### Work request
Produce an exact copy of the listing.

### Available data

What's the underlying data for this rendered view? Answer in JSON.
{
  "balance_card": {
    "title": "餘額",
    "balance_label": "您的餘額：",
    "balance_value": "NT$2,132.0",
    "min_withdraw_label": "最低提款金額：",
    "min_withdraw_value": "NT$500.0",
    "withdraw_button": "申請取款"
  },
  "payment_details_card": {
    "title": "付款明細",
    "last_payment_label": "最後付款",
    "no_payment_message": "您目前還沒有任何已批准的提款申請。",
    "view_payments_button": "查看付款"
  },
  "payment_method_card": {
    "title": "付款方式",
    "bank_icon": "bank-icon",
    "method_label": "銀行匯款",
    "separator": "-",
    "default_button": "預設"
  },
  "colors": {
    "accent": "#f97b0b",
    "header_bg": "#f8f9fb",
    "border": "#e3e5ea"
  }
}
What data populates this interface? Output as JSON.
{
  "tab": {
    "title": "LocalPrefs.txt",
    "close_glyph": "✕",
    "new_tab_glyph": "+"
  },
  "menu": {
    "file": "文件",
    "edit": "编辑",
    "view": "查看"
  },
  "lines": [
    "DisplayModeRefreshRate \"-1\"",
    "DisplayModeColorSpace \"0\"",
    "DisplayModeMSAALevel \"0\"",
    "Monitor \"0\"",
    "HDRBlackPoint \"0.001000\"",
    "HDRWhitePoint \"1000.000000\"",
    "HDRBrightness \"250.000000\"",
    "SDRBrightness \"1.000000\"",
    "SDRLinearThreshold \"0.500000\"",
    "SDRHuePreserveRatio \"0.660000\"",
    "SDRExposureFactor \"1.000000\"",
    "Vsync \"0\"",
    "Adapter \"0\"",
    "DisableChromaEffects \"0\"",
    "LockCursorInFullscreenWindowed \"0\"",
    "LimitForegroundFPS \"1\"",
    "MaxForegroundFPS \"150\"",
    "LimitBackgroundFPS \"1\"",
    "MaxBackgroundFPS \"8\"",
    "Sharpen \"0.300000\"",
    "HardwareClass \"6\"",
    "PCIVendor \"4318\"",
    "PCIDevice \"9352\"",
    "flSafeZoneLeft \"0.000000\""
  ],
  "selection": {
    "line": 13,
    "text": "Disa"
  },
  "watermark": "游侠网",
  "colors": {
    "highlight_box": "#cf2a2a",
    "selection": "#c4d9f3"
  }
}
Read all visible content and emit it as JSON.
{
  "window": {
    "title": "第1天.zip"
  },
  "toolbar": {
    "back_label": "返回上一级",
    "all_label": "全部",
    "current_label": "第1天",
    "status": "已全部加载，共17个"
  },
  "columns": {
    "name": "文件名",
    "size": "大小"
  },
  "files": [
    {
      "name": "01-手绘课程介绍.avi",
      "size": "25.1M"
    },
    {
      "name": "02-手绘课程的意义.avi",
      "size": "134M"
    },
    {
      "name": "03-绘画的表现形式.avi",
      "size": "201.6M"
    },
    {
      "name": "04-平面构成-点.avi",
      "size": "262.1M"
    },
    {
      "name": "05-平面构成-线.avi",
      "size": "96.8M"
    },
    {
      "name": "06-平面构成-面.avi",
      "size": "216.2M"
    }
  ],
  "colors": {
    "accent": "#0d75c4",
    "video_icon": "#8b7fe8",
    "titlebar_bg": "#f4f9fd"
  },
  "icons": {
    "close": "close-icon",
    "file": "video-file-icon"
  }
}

### Response
What's the underlying data for this rendered view? Answer in JSON.
{
  "balance_card": {
    "title": "餘額",
    "balance_label": "您的餘額：",
    "balance_value": "NT$2,132.0",
    "min_withdraw_label": "最低提款金額：",
    "min_withdraw_value": "NT$500.0",
    "withdraw_button": "申請取款"
  },
  "payment_details_card": {
    "title": "付款明細",
    "last_payment_label": "最後付款",
    "no_payment_message": "您目前還沒有任何已批准的提款申請。",
    "view_payments_button": "查看付款"
  },
  "payment_method_card": {
    "title": "付款方式",
    "bank_icon": "bank-icon",
    "method_label": "銀行匯款",
    "separator": "-",
    "default_button": "預設"
  },
  "colors": {
    "accent": "#f97b0b",
    "header_bg": "#f8f9fb",
    "border": "#e3e5ea"
  }
}
What data populates this interface? Output as JSON.
{
  "tab": {
    "title": "LocalPrefs.txt",
    "close_glyph": "✕",
    "new_tab_glyph": "+"
  },
  "menu": {
    "file": "文件",
    "edit": "编辑",
    "view": "查看"
  },
  "lines": [
    "DisplayModeRefreshRate \"-1\"",
    "DisplayModeColorSpace \"0\"",
    "DisplayModeMSAALevel \"0\"",
    "Monitor \"0\"",
    "HDRBlackPoint \"0.001000\"",
    "HDRWhitePoint \"1000.000000\"",
    "HDRBrightness \"250.000000\"",
    "SDRBrightness \"1.000000\"",
    "SDRLinearThreshold \"0.500000\"",
    "SDRHuePreserveRatio \"0.660000\"",
    "SDRExposureFactor \"1.000000\"",
    "Vsync \"0\"",
    "Adapter \"0\"",
    "DisableChromaEffects \"0\"",
    "LockCursorInFullscreenWindowed \"0\"",
    "LimitForegroundFPS \"1\"",
    "MaxForegroundFPS \"150\"",
    "LimitBackgroundFPS \"1\"",
    "MaxBackgroundFPS \"8\"",
    "Sharpen \"0.300000\"",
    "HardwareClass \"6\"",
    "PCIVendor \"4318\"",
    "PCIDevice \"9352\"",
    "flSafeZoneLeft \"0.000000\""
  ],
  "selection": {
    "line": 13,
    "text": "Disa"
  },
  "watermark": "游侠网",
  "colors": {
    "highlight_box": "#cf2a2a",
    "selection": "#c4d9f3"
  }
}
Read all visible content and emit it as JSON.
{
  "window": {
    "title": "第1天.zip"
  },
  "toolbar": {
    "back_label": "返回上一级",
    "all_label": "全部",
    "current_label": "第1天",
    "status": "已全部加载，共17个"
  },
  "columns": {
    "name": "文件名",
    "size": "大小"
  },
  "files": [
    {
      "name": "01-手绘课程介绍.avi",
      "size": "25.1M"
    },
    {
      "name": "02-手绘课程的意义.avi",
      "size": "134M"
    },
    {
      "name": "03-绘画的表现形式.avi",
      "size": "201.6M"
    },
    {
      "name": "04-平面构成-点.avi",
      "size": "262.1M"
    },
    {
      "name": "05-平面构成-线.avi",
      "size": "96.8M"
    },
    {
      "name": "06-平面构成-面.avi",
      "size": "216.2M"
    }
  ],
  "colors": {
    "accent": "#0d75c4",
    "video_icon": "#8b7fe8",
    "titlebar_bg": "#f4f9fd"
  },
  "icons": {
    "close": "close-icon",
    "file": "video-file-icon"
  }
}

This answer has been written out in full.